Just because young learners can say number names doesn’t mean they know number sequence! To best prepare your students for counting and other more advanced skills, help them understand and automate sequencing in a variety of realistic settings.
In this post, we’ll give you strategies for teaching the sequence of numbers 1-5 and show you how to apply these ideas in the classroom (corresponding Common Core Standards: K.CC.A.1, K.CC.B.4.A, K.CC.B.4.B)!
All of the exercises mentioned here are part of the HappyNumbers.com course and are presented along with exercises using other representations.
To help those kindergarteners who are still learning number recognition, take a small step back to our post How to Teach Number Permanence or When Is a 3 Not a 3?
Step 1 – Number sequence using objects
Start by displaying five uniform objects horizontally. Demonstrate how to match one number to each object, one through five. Say each number as you place it in sequence. Then, have students match each number, in order, to the objects (our program uses bus stops). You can get them started by placing the 1 and having them continue the number sequence from there.
Notice that we also call the fifth stop “stop number 5.” This introduces the concept of nominality, or the idea that each object is named based on its number in sequence.
Once students demonstrate the ability to sequence based on your prompting (placing the 1 for them), have them complete the entire sequence on their own. Be sure to have them say each number aloud as they work.
There’s a lot more to this simple sequencing activity than meets the eye! Students build familiarity with the digits 1-5. They interact with numbers visually and perhaps also orally and auditorily. They strengthen their understanding of the count sequence and one-to-one matching numbers to objects. This activity also reinforces the progression of numbers along a horizontal plane from left to right.
It’s important to provide students with immediate feedback during this activity. On the Happy Numbers website, an incorrect answer is supported with a hint, helping student to solve the problem.
Step 2 – Number sequence on a number line
Use of a number line is an important part of any math curriculum, which you can read more about in our post How to Teach Early Numeracy using Number Line.
Before changing the task, add complexity by changing the environment. Here, we use the same fill-in-the-blank approach in a more abstract setting – the number line. We suggest starting with just numbers 1-5, but working within the context of a 0 to 10 number line.
Students learn that each “jump” forward on the number line represents a count of one in sequence. Offline, they can practice this skill similarly to the previous one, using a printed number line instead of concrete objects.
To provide scaffolding, start by providing numbers 1-4 and having students place the 5. Then, back down to providing 1-3 and have students place 4 and 5, and so on. As always, turn any error into an immediate teaching opportunity. On Happy Numbers, we use the familiar red text along with a prompt.
Step 3 – Align numbered objects
Previously, students had matched numbers to objects or positions in a fill-in-the-blank task. Here, all objects are numbered and students must move them into sequential order. Actual train cars work well for this activity.
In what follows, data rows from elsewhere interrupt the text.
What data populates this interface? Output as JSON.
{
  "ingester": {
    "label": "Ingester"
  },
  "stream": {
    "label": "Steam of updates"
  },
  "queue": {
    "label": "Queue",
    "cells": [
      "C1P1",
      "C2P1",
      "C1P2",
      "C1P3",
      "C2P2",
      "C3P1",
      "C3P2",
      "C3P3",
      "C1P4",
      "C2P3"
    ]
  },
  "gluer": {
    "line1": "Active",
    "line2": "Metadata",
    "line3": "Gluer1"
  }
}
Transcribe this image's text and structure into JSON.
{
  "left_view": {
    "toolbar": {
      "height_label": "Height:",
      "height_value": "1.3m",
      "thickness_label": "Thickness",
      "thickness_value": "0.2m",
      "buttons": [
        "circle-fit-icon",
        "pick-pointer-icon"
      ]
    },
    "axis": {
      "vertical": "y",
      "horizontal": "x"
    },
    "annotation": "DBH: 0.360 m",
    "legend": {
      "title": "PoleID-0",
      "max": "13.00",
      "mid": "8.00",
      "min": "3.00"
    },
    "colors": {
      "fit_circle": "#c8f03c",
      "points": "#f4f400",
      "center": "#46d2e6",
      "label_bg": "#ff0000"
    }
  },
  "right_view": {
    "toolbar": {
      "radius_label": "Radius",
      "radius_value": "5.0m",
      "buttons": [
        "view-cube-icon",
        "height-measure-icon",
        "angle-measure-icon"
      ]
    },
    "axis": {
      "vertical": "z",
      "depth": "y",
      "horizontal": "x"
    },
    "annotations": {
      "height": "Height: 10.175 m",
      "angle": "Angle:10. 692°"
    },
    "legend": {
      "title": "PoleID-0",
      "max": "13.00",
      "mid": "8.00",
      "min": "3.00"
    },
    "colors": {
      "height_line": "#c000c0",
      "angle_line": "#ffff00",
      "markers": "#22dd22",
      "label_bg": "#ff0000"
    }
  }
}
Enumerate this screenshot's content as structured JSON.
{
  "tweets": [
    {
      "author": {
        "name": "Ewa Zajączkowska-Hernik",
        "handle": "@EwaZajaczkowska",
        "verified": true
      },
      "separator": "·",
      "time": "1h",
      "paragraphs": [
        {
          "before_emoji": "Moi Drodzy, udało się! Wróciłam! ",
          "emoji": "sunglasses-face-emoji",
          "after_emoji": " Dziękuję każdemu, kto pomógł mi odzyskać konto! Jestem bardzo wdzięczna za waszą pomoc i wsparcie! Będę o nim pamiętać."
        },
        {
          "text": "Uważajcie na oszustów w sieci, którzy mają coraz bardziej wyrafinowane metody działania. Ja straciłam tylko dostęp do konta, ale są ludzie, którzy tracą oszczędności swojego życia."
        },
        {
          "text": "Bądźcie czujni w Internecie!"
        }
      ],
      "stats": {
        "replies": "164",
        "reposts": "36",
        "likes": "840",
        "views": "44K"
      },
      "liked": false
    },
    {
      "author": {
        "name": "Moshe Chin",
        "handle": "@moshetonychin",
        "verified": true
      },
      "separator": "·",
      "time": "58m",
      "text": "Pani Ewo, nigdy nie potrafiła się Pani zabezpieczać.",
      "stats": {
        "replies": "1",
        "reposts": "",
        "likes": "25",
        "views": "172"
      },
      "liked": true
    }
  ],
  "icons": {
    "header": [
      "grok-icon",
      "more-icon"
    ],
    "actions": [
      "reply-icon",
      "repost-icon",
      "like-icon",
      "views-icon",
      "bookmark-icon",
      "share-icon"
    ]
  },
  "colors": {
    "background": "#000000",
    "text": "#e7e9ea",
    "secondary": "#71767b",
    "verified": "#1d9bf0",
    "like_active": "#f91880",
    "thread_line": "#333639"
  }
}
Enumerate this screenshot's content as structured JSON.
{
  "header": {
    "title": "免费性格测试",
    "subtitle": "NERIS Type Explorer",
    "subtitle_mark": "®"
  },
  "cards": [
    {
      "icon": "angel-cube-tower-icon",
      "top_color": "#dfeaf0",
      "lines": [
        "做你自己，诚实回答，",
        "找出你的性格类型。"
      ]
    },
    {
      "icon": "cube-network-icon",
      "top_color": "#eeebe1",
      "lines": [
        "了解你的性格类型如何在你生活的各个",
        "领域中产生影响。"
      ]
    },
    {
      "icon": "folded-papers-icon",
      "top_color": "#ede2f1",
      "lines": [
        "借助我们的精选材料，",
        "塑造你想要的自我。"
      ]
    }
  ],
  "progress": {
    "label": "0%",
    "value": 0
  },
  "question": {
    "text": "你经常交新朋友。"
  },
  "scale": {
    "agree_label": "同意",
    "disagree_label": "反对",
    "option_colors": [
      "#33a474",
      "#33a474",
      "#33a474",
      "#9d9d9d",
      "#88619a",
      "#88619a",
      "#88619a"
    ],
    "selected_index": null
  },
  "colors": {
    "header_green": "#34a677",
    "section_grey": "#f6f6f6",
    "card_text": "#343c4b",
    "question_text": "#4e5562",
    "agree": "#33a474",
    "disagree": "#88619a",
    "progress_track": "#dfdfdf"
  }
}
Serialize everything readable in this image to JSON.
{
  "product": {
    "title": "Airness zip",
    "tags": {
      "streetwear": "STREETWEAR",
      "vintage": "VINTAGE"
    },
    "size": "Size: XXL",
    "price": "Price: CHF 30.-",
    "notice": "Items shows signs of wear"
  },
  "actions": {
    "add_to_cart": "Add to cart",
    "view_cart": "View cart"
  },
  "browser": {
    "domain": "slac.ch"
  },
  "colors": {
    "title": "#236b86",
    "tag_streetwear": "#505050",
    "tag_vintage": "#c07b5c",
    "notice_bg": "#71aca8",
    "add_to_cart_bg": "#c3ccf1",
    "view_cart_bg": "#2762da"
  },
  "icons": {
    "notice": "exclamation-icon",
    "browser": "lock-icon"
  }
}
Introduce the task by presenting scattered objects that are already in sequence and have students align them.
Next, shuffle the objects and have students order them from low to high. You may need to start them off with object 1 on the left and indicate the progression to the right.
As you can imagine, you can use other kinds of manipulatives, like counting bears. Just add a numbered sticker to each one.
Step 4 – From sequencing to flexible thinking
Return to the familiar number line to try a new approach to number sequencing. Instead of identifying each number in order, students now identify individual numbers in the sequence. Using a number line numbered 1-10, place a small sticky note over one of the numbers 1-5. Have students identify the missing number based on its neighbors. Here’s what this activity looks like on Happy Numbers:
Once students are comfortable identifying one missing number, try presenting the number line with two missing numbers.
How can you get started with these strategies?
In a class full of kindergarteners, it can be time-consuming to prepare manipulatives and near-impossible to monitor every individual response.
1. That’s where Happy Numbers comes in!
Our online exercises follow these carefully-scaffolded steps, providing immediate feedback and allowing students to work at a pace that’s right for them. While students use HappyNumbers.com on PCs, tablets, or ipads, you’ll be free to work with small groups or individuals. The exercises shown above can be found in our kindergarten Module 1: Numbers to 10.
2. Use our FREE printables: your copy is here ←your copy is here ←
If you’ve found this post or our print and online resources helpful, please share them with colleagues!
Evgeny & Happy Numbers Team
P.S.: Questions or comments about this lesson or about Happy Numbers? Just shoot us an email at firstname.lastname@example.org and we’ll be sure to get back to you!